* EXERCISE BRIEF: Pull every line holding the word "формы" out of the data and copy it.

AVAILABLE DATA Start Marker

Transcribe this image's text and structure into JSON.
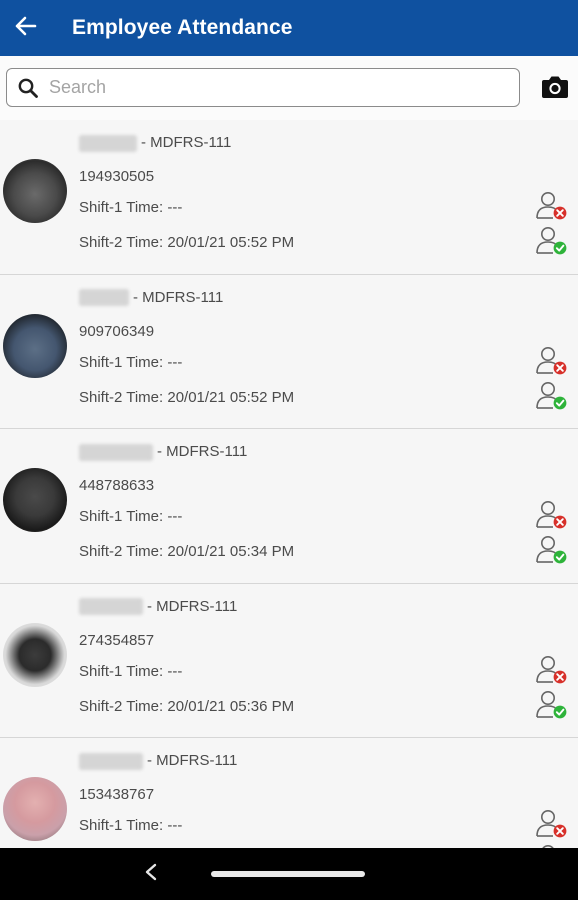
{
  "appbar": {
    "title": "Employee Attendance",
    "back_icon": "arrow-left-icon"
  },
  "search": {
    "placeholder": "Search",
    "value": "",
    "search_icon": "magnifier-icon",
    "camera_icon": "camera-icon"
  },
  "colors": {
    "primary": "#0f51a0",
    "present": "#2eb33a",
    "absent": "#d7302a"
  },
  "employees": [
    {
      "unit": "- MDFRS-111",
      "id": "194930505",
      "shift1": "Shift-1 Time: ---",
      "shift2": "Shift-2 Time: 20/01/21 05:52 PM"
    },
    {
      "unit": "- MDFRS-111",
      "id": "909706349",
      "shift1": "Shift-1 Time: ---",
      "shift2": "Shift-2 Time: 20/01/21 05:52 PM"
    },
    {
      "unit": "- MDFRS-111",
      "id": "448788633",
      "shift1": "Shift-1 Time: ---",
      "shift2": "Shift-2 Time: 20/01/21 05:34 PM"
    },
    {
      "unit": "- MDFRS-111",
      "id": "274354857",
      "shift1": "Shift-1 Time: ---",
      "shift2": "Shift-2 Time: 20/01/21 05:36 PM"
    },
    {
      "unit": "- MDFRS-111",
      "id": "153438767",
      "shift1": "Shift-1 Time: ---",
      "shift2": ""
    }
  ],
  "navbar": {
    "back_icon": "nav-back-icon",
    "home_icon": "home-pill-icon"
  }
}
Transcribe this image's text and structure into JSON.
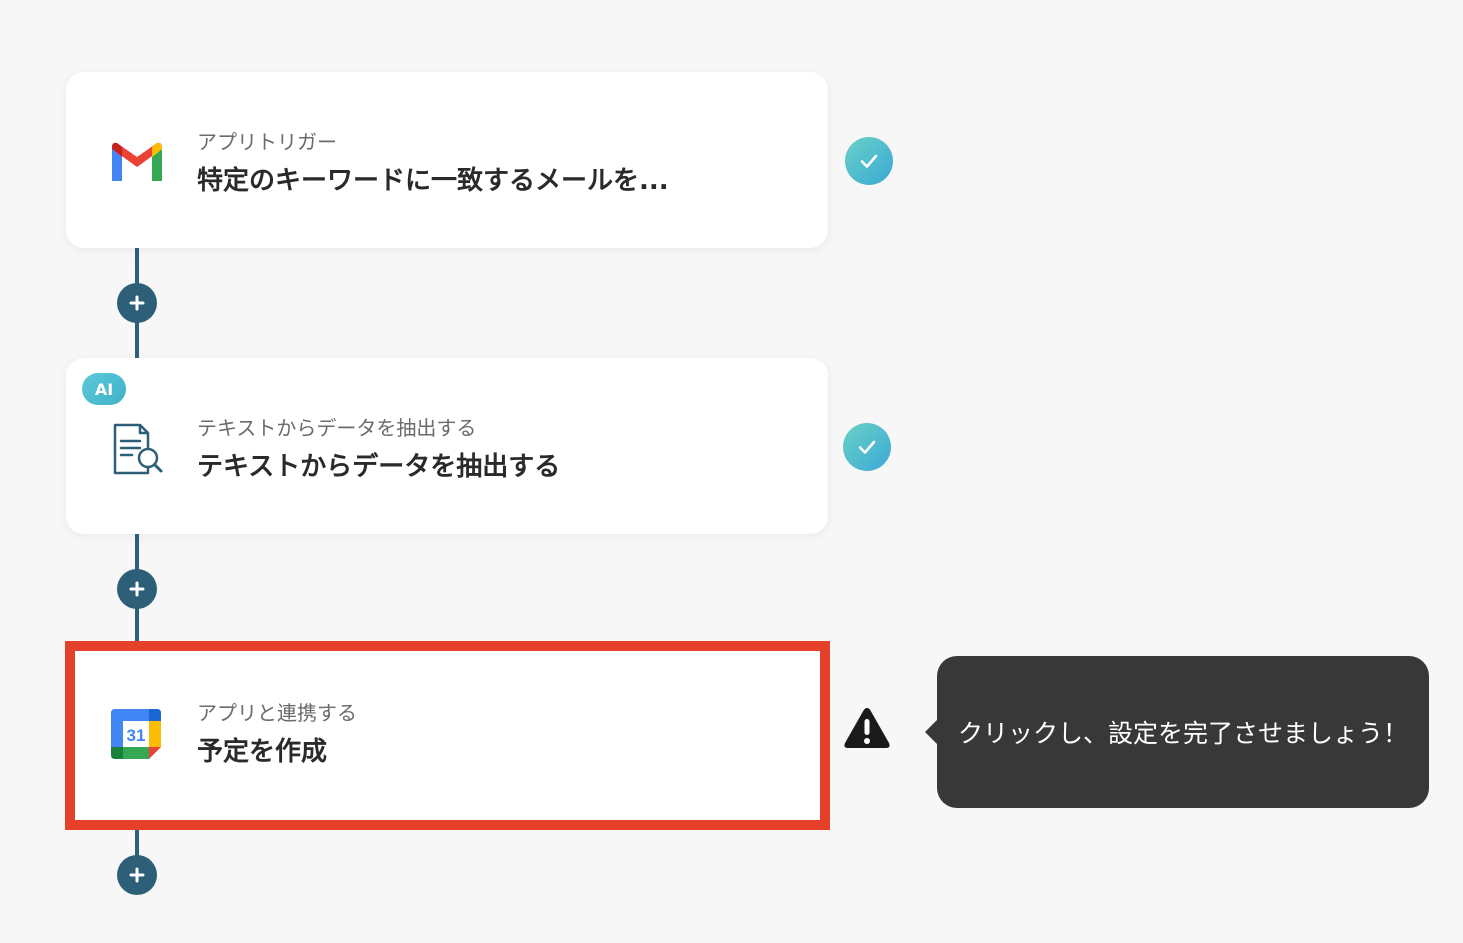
{
  "steps": [
    {
      "subtitle": "アプリトリガー",
      "title": "特定のキーワードに一致するメールを...",
      "app_icon": "gmail-icon",
      "status": "complete"
    },
    {
      "badge": "AI",
      "subtitle": "テキストからデータを抽出する",
      "title": "テキストからデータを抽出する",
      "app_icon": "document-search-icon",
      "status": "complete"
    },
    {
      "subtitle": "アプリと連携する",
      "title": "予定を作成",
      "app_icon": "google-calendar-icon",
      "calendar_day": "31",
      "status": "warning"
    }
  ],
  "tooltip": {
    "text": "クリックし、設定を完了させましょう！"
  },
  "colors": {
    "connector": "#2e5f79",
    "highlight_border": "#e5402a",
    "check_gradient_start": "#6ad1c6",
    "check_gradient_end": "#3aa9d6",
    "tooltip_bg": "#383838"
  }
}
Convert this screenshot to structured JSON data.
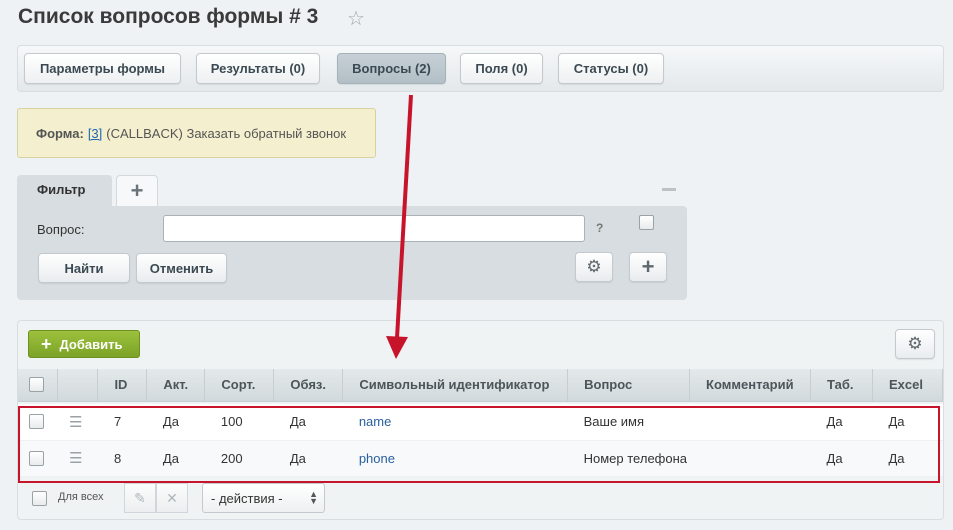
{
  "title": "Список вопросов формы # 3",
  "tabs": [
    {
      "label": "Параметры формы"
    },
    {
      "label": "Результаты (0)"
    },
    {
      "label": "Вопросы (2)"
    },
    {
      "label": "Поля (0)"
    },
    {
      "label": "Статусы (0)"
    }
  ],
  "active_tab": "Вопросы (2)",
  "form_info": {
    "label": "Форма:",
    "id_link": "[3]",
    "text": "(CALLBACK) Заказать обратный звонок"
  },
  "filter": {
    "tab_label": "Фильтр",
    "add_tab_symbol": "+",
    "field_label": "Вопрос:",
    "field_value": "",
    "help": "?",
    "find_label": "Найти",
    "cancel_label": "Отменить"
  },
  "list": {
    "add_label": "Добавить",
    "columns": [
      "ID",
      "Акт.",
      "Сорт.",
      "Обяз.",
      "Символьный идентификатор",
      "Вопрос",
      "Комментарий",
      "Таб.",
      "Excel"
    ],
    "rows": [
      {
        "id": "7",
        "active": "Да",
        "sort": "100",
        "required": "Да",
        "code": "name",
        "question": "Ваше имя",
        "comment": "",
        "tab": "Да",
        "excel": "Да"
      },
      {
        "id": "8",
        "active": "Да",
        "sort": "200",
        "required": "Да",
        "code": "phone",
        "question": "Номер телефона",
        "comment": "",
        "tab": "Да",
        "excel": "Да"
      }
    ],
    "for_all_label": "Для всех",
    "actions_placeholder": "- действия -"
  },
  "colors": {
    "accent_green": "#8db233",
    "highlight_red": "#c8142b"
  },
  "icons": [
    "star-icon",
    "gear-icon",
    "plus-icon",
    "drag-handle-icon",
    "pencil-icon",
    "delete-icon"
  ]
}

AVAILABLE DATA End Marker

* COMPLETED EXERCISE:
  "title": "Список вопросов формы # 3",
      "label": "Параметры формы"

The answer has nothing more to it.